Work to be completed: A bare count is the expected answer, namely the number of lines in the records that have the word "title".

Recorded information:
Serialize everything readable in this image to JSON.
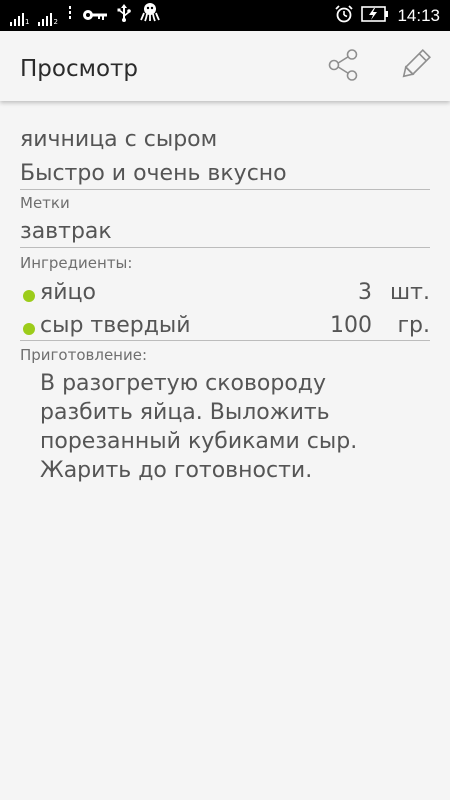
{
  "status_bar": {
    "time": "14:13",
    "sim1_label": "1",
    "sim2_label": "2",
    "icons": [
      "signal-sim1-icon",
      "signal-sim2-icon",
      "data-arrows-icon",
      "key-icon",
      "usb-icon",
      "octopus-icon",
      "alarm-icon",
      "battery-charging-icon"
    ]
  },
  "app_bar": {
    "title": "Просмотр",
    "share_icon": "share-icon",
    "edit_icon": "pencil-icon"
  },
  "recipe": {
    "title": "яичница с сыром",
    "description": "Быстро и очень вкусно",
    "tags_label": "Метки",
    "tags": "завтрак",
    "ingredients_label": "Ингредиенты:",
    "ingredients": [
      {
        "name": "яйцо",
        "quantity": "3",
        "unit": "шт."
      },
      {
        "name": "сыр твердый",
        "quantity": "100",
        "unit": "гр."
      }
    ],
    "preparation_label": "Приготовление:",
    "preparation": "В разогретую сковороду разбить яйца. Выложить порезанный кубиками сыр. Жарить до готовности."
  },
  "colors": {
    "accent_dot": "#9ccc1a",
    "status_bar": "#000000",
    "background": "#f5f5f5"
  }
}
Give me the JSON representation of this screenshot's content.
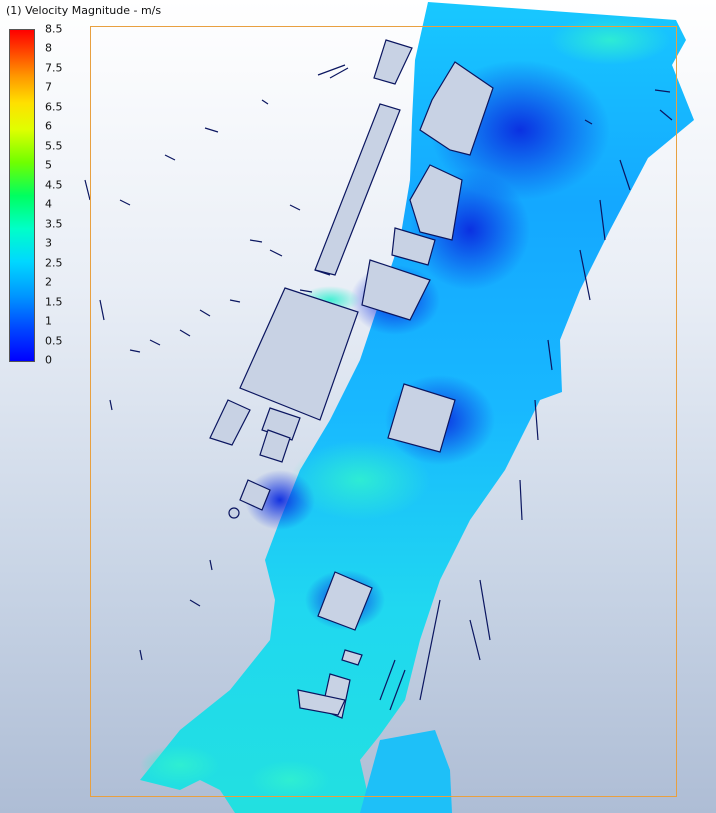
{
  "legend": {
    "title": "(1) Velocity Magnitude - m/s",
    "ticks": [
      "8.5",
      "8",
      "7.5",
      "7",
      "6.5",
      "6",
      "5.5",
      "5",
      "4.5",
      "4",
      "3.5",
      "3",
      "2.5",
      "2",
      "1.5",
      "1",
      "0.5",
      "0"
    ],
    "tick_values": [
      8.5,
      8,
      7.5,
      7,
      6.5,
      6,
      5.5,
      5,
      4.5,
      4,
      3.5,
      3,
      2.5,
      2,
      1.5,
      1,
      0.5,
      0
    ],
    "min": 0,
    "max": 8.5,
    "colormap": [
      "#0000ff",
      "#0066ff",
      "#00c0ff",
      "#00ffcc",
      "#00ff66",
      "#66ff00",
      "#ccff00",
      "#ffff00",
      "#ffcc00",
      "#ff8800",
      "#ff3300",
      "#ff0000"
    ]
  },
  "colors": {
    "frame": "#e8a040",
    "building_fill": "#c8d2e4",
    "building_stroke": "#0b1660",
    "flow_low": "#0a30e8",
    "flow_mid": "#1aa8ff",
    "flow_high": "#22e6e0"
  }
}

Finished task: 3